◆ Work instruction
Locate and copy each line in the data that contains the word "icon".

◆ Dataset entries
####################

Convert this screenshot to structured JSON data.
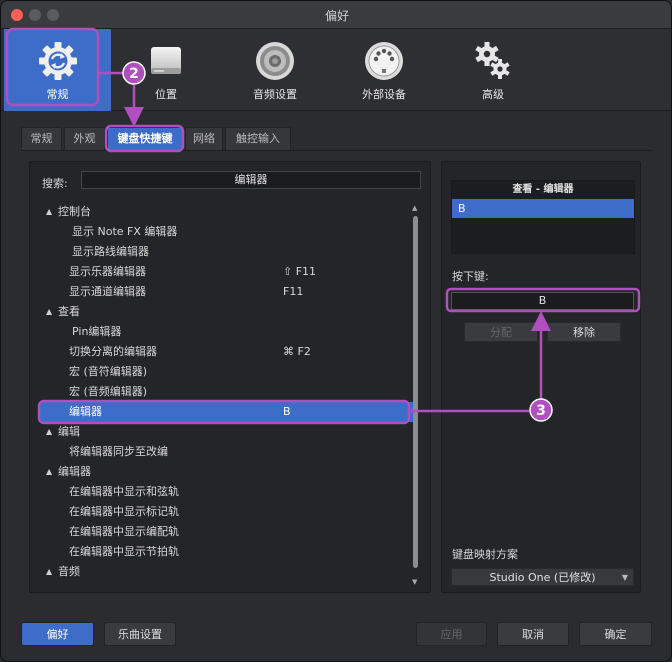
{
  "window": {
    "title": "偏好"
  },
  "toolbar": {
    "items": [
      {
        "label": "常规",
        "icon": "gear-refresh-icon",
        "active": true
      },
      {
        "label": "位置",
        "icon": "drive-icon"
      },
      {
        "label": "音频设置",
        "icon": "speaker-icon"
      },
      {
        "label": "外部设备",
        "icon": "midi-port-icon"
      },
      {
        "label": "高级",
        "icon": "gears-icon"
      }
    ]
  },
  "tabs": [
    {
      "label": "常规"
    },
    {
      "label": "外观"
    },
    {
      "label": "键盘快捷键",
      "active": true
    },
    {
      "label": "网络"
    },
    {
      "label": "触控输入"
    }
  ],
  "search": {
    "label": "搜索:",
    "value": "编辑器"
  },
  "tree": [
    {
      "level": 0,
      "label": "控制台",
      "expanded": true
    },
    {
      "level": 2,
      "label": "显示 Note FX 编辑器",
      "key": ""
    },
    {
      "level": 2,
      "label": "显示路线编辑器",
      "key": ""
    },
    {
      "level": 1,
      "label": "显示乐器编辑器",
      "key": "⇧ F11"
    },
    {
      "level": 1,
      "label": "显示通道编辑器",
      "key": "F11"
    },
    {
      "level": 0,
      "label": "查看",
      "expanded": true
    },
    {
      "level": 2,
      "label": "Pin编辑器",
      "key": ""
    },
    {
      "level": 1,
      "label": "切换分离的编辑器",
      "key": "⌘ F2"
    },
    {
      "level": 1,
      "label": "宏 (音符编辑器)",
      "key": ""
    },
    {
      "level": 1,
      "label": "宏 (音频编辑器)",
      "key": ""
    },
    {
      "level": 1,
      "label": "编辑器",
      "key": "B",
      "selected": true
    },
    {
      "level": 0,
      "label": "编辑",
      "expanded": true
    },
    {
      "level": 1,
      "label": "将编辑器同步至改编",
      "key": ""
    },
    {
      "level": 0,
      "label": "编辑器",
      "expanded": true
    },
    {
      "level": 1,
      "label": "在编辑器中显示和弦轨",
      "key": ""
    },
    {
      "level": 1,
      "label": "在编辑器中显示标记轨",
      "key": ""
    },
    {
      "level": 1,
      "label": "在编辑器中显示编配轨",
      "key": ""
    },
    {
      "level": 1,
      "label": "在编辑器中显示节拍轨",
      "key": ""
    },
    {
      "level": 0,
      "label": "音频",
      "expanded": true
    }
  ],
  "right_panel": {
    "assigned_header": "查看 - 编辑器",
    "assigned_keys": [
      "B"
    ],
    "press_label": "按下键:",
    "press_value": "B",
    "assign_label": "分配",
    "remove_label": "移除",
    "scheme_label": "键盘映射方案",
    "scheme_value": "Studio One (已修改)"
  },
  "bottom": {
    "prefs_label": "偏好",
    "song_settings_label": "乐曲设置",
    "apply_label": "应用",
    "cancel_label": "取消",
    "ok_label": "确定"
  },
  "annotations": {
    "step2": "2",
    "step3": "3"
  },
  "colors": {
    "accent": "#3d6dc8",
    "annotation": "#b04fc0"
  }
}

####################

◆ Answer for this exercise
        "icon": "gear-refresh-icon",
        "icon": "drive-icon"
        "icon": "speaker-icon"
        "icon": "midi-port-icon"
        "icon": "gears-icon"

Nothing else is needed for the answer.